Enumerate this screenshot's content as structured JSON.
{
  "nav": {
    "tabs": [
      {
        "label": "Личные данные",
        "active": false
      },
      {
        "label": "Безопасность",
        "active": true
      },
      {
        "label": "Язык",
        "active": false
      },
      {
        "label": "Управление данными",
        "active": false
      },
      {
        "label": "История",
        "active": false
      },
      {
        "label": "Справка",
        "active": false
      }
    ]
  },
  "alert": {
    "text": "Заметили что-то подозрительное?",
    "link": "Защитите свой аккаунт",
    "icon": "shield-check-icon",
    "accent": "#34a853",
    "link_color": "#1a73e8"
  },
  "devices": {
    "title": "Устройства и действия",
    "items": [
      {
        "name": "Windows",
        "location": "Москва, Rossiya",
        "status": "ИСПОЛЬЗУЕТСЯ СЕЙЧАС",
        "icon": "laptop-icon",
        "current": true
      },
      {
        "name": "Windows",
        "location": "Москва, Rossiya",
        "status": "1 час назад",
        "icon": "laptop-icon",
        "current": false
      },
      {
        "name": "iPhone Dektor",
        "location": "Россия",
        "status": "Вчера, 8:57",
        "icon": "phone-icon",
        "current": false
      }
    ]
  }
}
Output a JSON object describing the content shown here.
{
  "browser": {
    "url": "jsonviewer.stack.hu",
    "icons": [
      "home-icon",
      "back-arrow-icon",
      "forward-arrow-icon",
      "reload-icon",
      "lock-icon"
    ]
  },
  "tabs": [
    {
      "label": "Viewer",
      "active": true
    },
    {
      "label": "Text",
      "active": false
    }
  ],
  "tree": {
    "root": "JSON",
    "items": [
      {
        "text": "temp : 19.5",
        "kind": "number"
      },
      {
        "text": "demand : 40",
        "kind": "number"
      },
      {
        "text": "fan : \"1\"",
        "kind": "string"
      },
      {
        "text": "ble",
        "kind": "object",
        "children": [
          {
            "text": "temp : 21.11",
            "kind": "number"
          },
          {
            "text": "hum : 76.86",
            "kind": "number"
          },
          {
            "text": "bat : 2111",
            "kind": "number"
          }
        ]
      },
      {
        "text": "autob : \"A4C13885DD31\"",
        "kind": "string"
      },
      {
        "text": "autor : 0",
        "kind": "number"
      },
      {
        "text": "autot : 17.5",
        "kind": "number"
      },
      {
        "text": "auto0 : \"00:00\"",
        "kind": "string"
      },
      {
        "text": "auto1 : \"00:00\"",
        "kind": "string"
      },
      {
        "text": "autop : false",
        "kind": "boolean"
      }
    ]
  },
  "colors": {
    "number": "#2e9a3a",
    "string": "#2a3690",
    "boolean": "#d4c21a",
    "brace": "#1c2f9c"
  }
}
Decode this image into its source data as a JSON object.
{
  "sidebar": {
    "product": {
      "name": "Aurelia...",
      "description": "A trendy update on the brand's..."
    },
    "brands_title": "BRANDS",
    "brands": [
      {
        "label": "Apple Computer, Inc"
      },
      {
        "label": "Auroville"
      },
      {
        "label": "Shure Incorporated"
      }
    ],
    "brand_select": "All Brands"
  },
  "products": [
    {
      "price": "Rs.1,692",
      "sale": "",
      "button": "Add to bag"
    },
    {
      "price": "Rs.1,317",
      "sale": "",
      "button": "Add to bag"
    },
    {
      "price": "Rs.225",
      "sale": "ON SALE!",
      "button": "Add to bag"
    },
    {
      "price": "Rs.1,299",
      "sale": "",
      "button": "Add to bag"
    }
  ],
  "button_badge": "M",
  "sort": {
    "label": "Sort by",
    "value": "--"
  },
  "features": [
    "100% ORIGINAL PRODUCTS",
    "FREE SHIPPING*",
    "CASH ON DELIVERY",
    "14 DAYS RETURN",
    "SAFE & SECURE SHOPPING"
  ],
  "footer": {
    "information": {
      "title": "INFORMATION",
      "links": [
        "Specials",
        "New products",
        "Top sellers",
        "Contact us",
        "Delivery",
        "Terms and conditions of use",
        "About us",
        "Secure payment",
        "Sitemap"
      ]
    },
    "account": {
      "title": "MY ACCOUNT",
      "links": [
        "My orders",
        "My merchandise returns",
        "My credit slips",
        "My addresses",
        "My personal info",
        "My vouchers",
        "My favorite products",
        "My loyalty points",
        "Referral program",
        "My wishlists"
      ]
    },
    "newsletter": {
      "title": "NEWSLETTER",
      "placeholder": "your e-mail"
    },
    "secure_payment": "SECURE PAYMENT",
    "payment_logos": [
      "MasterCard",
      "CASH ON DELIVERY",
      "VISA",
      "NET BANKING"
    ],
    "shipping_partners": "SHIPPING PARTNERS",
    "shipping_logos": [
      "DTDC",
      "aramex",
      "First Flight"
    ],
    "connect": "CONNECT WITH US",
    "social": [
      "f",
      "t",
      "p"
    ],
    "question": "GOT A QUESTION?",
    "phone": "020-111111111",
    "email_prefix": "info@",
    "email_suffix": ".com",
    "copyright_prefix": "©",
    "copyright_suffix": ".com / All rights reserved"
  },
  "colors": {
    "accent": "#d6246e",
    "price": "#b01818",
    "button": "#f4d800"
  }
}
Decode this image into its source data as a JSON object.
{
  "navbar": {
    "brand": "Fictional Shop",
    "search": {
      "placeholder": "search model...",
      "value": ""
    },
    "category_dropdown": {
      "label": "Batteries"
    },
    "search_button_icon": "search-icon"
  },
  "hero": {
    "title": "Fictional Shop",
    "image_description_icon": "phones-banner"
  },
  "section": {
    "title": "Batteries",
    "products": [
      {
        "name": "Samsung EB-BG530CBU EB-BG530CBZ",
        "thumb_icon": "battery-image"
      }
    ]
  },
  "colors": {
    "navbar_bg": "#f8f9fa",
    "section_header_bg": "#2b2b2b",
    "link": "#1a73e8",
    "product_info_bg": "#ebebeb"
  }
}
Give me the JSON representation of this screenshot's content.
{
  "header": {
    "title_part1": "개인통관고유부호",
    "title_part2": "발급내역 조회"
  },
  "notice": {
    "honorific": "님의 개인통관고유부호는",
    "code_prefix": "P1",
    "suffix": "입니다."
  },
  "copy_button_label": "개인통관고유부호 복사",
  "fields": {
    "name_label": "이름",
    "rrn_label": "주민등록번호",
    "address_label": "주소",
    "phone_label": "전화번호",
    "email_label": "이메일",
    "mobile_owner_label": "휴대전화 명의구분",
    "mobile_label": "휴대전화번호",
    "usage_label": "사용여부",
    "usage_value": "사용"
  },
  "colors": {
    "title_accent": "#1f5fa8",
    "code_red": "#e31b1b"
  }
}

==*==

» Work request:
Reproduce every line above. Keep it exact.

» Response area:
Enumerate this screenshot's content as structured JSON.
{
  "nav": {
    "tabs": [
      {
        "label": "Личные данные",
        "active": false
      },
      {
        "label": "Безопасность",
        "active": true
      },
      {
        "label": "Язык",
        "active": false
      },
      {
        "label": "Управление данными",
        "active": false
      },
      {
        "label": "История",
        "active": false
      },
      {
        "label": "Справка",
        "active": false
      }
    ]
  },
  "alert": {
    "text": "Заметили что-то подозрительное?",
    "link": "Защитите свой аккаунт",
    "icon": "shield-check-icon",
    "accent": "#34a853",
    "link_color": "#1a73e8"
  },
  "devices": {
    "title": "Устройства и действия",
    "items": [
      {
        "name": "Windows",
        "location": "Москва, Rossiya",
        "status": "ИСПОЛЬЗУЕТСЯ СЕЙЧАС",
        "icon": "laptop-icon",
        "current": true
      },
      {
        "name": "Windows",
        "location": "Москва, Rossiya",
        "status": "1 час назад",
        "icon": "laptop-icon",
        "current": false
      },
      {
        "name": "iPhone Dektor",
        "location": "Россия",
        "status": "Вчера, 8:57",
        "icon": "phone-icon",
        "current": false
      }
    ]
  }
}
Output a JSON object describing the content shown here.
{
  "browser": {
    "url": "jsonviewer.stack.hu",
    "icons": [
      "home-icon",
      "back-arrow-icon",
      "forward-arrow-icon",
      "reload-icon",
      "lock-icon"
    ]
  },
  "tabs": [
    {
      "label": "Viewer",
      "active": true
    },
    {
      "label": "Text",
      "active": false
    }
  ],
  "tree": {
    "root": "JSON",
    "items": [
      {
        "text": "temp : 19.5",
        "kind": "number"
      },
      {
        "text": "demand : 40",
        "kind": "number"
      },
      {
        "text": "fan : \"1\"",
        "kind": "string"
      },
      {
        "text": "ble",
        "kind": "object",
        "children": [
          {
            "text": "temp : 21.11",
            "kind": "number"
          },
          {
            "text": "hum : 76.86",
            "kind": "number"
          },
          {
            "text": "bat : 2111",
            "kind": "number"
          }
        ]
      },
      {
        "text": "autob : \"A4C13885DD31\"",
        "kind": "string"
      },
      {
        "text": "autor : 0",
        "kind": "number"
      },
      {
        "text": "autot : 17.5",
        "kind": "number"
      },
      {
        "text": "auto0 : \"00:00\"",
        "kind": "string"
      },
      {
        "text": "auto1 : \"00:00\"",
        "kind": "string"
      },
      {
        "text": "autop : false",
        "kind": "boolean"
      }
    ]
  },
  "colors": {
    "number": "#2e9a3a",
    "string": "#2a3690",
    "boolean": "#d4c21a",
    "brace": "#1c2f9c"
  }
}
Decode this image into its source data as a JSON object.
{
  "sidebar": {
    "product": {
      "name": "Aurelia...",
      "description": "A trendy update on the brand's..."
    },
    "brands_title": "BRANDS",
    "brands": [
      {
        "label": "Apple Computer, Inc"
      },
      {
        "label": "Auroville"
      },
      {
        "label": "Shure Incorporated"
      }
    ],
    "brand_select": "All Brands"
  },
  "products": [
    {
      "price": "Rs.1,692",
      "sale": "",
      "button": "Add to bag"
    },
    {
      "price": "Rs.1,317",
      "sale": "",
      "button": "Add to bag"
    },
    {
      "price": "Rs.225",
      "sale": "ON SALE!",
      "button": "Add to bag"
    },
    {
      "price": "Rs.1,299",
      "sale": "",
      "button": "Add to bag"
    }
  ],
  "button_badge": "M",
  "sort": {
    "label": "Sort by",
    "value": "--"
  },
  "features": [
    "100% ORIGINAL PRODUCTS",
    "FREE SHIPPING*",
    "CASH ON DELIVERY",
    "14 DAYS RETURN",
    "SAFE & SECURE SHOPPING"
  ],
  "footer": {
    "information": {
      "title": "INFORMATION",
      "links": [
        "Specials",
        "New products",
        "Top sellers",
        "Contact us",
        "Delivery",
        "Terms and conditions of use",
        "About us",
        "Secure payment",
        "Sitemap"
      ]
    },
    "account": {
      "title": "MY ACCOUNT",
      "links": [
        "My orders",
        "My merchandise returns",
        "My credit slips",
        "My addresses",
        "My personal info",
        "My vouchers",
        "My favorite products",
        "My loyalty points",
        "Referral program",
        "My wishlists"
      ]
    },
    "newsletter": {
      "title": "NEWSLETTER",
      "placeholder": "your e-mail"
    },
    "secure_payment": "SECURE PAYMENT",
    "payment_logos": [
      "MasterCard",
      "CASH ON DELIVERY",
      "VISA",
      "NET BANKING"
    ],
    "shipping_partners": "SHIPPING PARTNERS",
    "shipping_logos": [
      "DTDC",
      "aramex",
      "First Flight"
    ],
    "connect": "CONNECT WITH US",
    "social": [
      "f",
      "t",
      "p"
    ],
    "question": "GOT A QUESTION?",
    "phone": "020-111111111",
    "email_prefix": "info@",
    "email_suffix": ".com",
    "copyright_prefix": "©",
    "copyright_suffix": ".com / All rights reserved"
  },
  "colors": {
    "accent": "#d6246e",
    "price": "#b01818",
    "button": "#f4d800"
  }
}
Decode this image into its source data as a JSON object.
{
  "navbar": {
    "brand": "Fictional Shop",
    "search": {
      "placeholder": "search model...",
      "value": ""
    },
    "category_dropdown": {
      "label": "Batteries"
    },
    "search_button_icon": "search-icon"
  },
  "hero": {
    "title": "Fictional Shop",
    "image_description_icon": "phones-banner"
  },
  "section": {
    "title": "Batteries",
    "products": [
      {
        "name": "Samsung EB-BG530CBU EB-BG530CBZ",
        "thumb_icon": "battery-image"
      }
    ]
  },
  "colors": {
    "navbar_bg": "#f8f9fa",
    "section_header_bg": "#2b2b2b",
    "link": "#1a73e8",
    "product_info_bg": "#ebebeb"
  }
}
Give me the JSON representation of this screenshot's content.
{
  "header": {
    "title_part1": "개인통관고유부호",
    "title_part2": "발급내역 조회"
  },
  "notice": {
    "honorific": "님의 개인통관고유부호는",
    "code_prefix": "P1",
    "suffix": "입니다."
  },
  "copy_button_label": "개인통관고유부호 복사",
  "fields": {
    "name_label": "이름",
    "rrn_label": "주민등록번호",
    "address_label": "주소",
    "phone_label": "전화번호",
    "email_label": "이메일",
    "mobile_owner_label": "휴대전화 명의구분",
    "mobile_label": "휴대전화번호",
    "usage_label": "사용여부",
    "usage_value": "사용"
  },
  "colors": {
    "title_accent": "#1f5fa8",
    "code_red": "#e31b1b"
  }
}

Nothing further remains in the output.